, makers of Enzyte penis-enlargement pills, "An open letter to Jim McNair."
McNair is a business reporter who's hammered Berkeley in the past for bad advertising and unseemly sales tactics. It started with this story
, and then this
. The legal troubles led to big layoffs
, and finally the attention of the feds. Federal authorities raided Berkeley's offices in March 2005, more lawsuits and finally indictments. In January, four former executives at Berkeley agreed to plead guilty to charges they conspired to defraud consumers through the sale of more than $100 million worth of sexual aids and other herbal supplements. (This story
is just a taste of what McNair has written). It's unlikely Berkeley officials would have been prosecuted without McNair's reporting.
The two-page ad contains the signatures of all Berkeley employees and blatantly implores McNair to write more positive things about the company. It offers free 60-day trials of Berkeley products, via a coupon, and says "please report your results either to us, or directly to Mr. McNair."
If the Enquirer had any integrity at all, it would not have accepted the ad. Berkeley can write letters to the editor, and can sit down with McNair anytime they want to tell their story. Accepting money to run this ad says the Enquirer's advertising department finds fault with Mr. McNair's reporting, and wants to set the record straight, so to speak, without interference from the newsroom. The advertising department -- and ultimately the publisher -- allowed Berkeley to go around McNair to give a one-sided account, and to plead with McNair write more positively about the company.
This is unbelievable.
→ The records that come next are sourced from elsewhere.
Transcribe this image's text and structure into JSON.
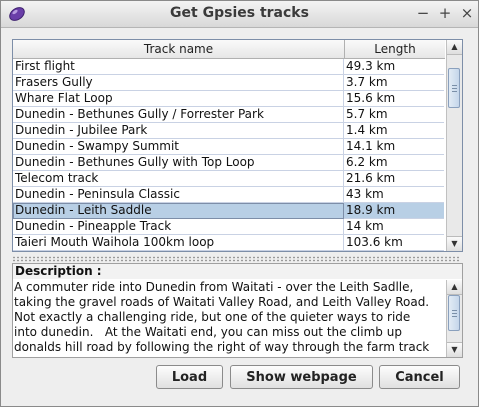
{
  "window": {
    "title": "Get Gpsies tracks"
  },
  "controls": {
    "minimize": "−",
    "maximize": "+",
    "close": "×"
  },
  "table": {
    "columns": [
      "Track name",
      "Length"
    ],
    "rows": [
      {
        "name": "First flight",
        "length": "49.3 km"
      },
      {
        "name": "Frasers Gully",
        "length": "3.7 km"
      },
      {
        "name": "Whare Flat Loop",
        "length": "15.6 km"
      },
      {
        "name": "Dunedin - Bethunes Gully / Forrester Park",
        "length": "5.7 km"
      },
      {
        "name": "Dunedin - Jubilee Park",
        "length": "1.4 km"
      },
      {
        "name": "Dunedin - Swampy Summit",
        "length": "14.1 km"
      },
      {
        "name": "Dunedin - Bethunes Gully with Top Loop",
        "length": "6.2 km"
      },
      {
        "name": "Telecom track",
        "length": "21.6 km"
      },
      {
        "name": "Dunedin - Peninsula Classic",
        "length": "43 km"
      },
      {
        "name": "Dunedin - Leith Saddle",
        "length": "18.9 km"
      },
      {
        "name": "Dunedin - Pineapple Track",
        "length": "14 km"
      },
      {
        "name": "Taieri Mouth Waihola 100km loop",
        "length": "103.6 km"
      }
    ],
    "selected_index": 9
  },
  "description": {
    "label": "Description :",
    "text": "A commuter ride into Dunedin from Waitati - over the Leith Sadlle,\ntaking the gravel roads of Waitati Valley Road, and Leith Valley Road.\nNot exactly a challenging ride, but one of the quieter ways to ride\ninto dunedin.   At the Waitati end, you can miss out the climb up\ndonalds hill road by following the right of way through the farm track"
  },
  "buttons": {
    "load": "Load",
    "show_webpage": "Show webpage",
    "cancel": "Cancel"
  },
  "icons": {
    "app": "app-icon",
    "up": "scroll-up-arrow-icon",
    "down": "scroll-down-arrow-icon"
  },
  "colors": {
    "selection": "#b8cfe5",
    "app_icon": "#6a3ea8"
  }
}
Does the Enquirer need the money this badly, that it would impugn the integrity of its news operation?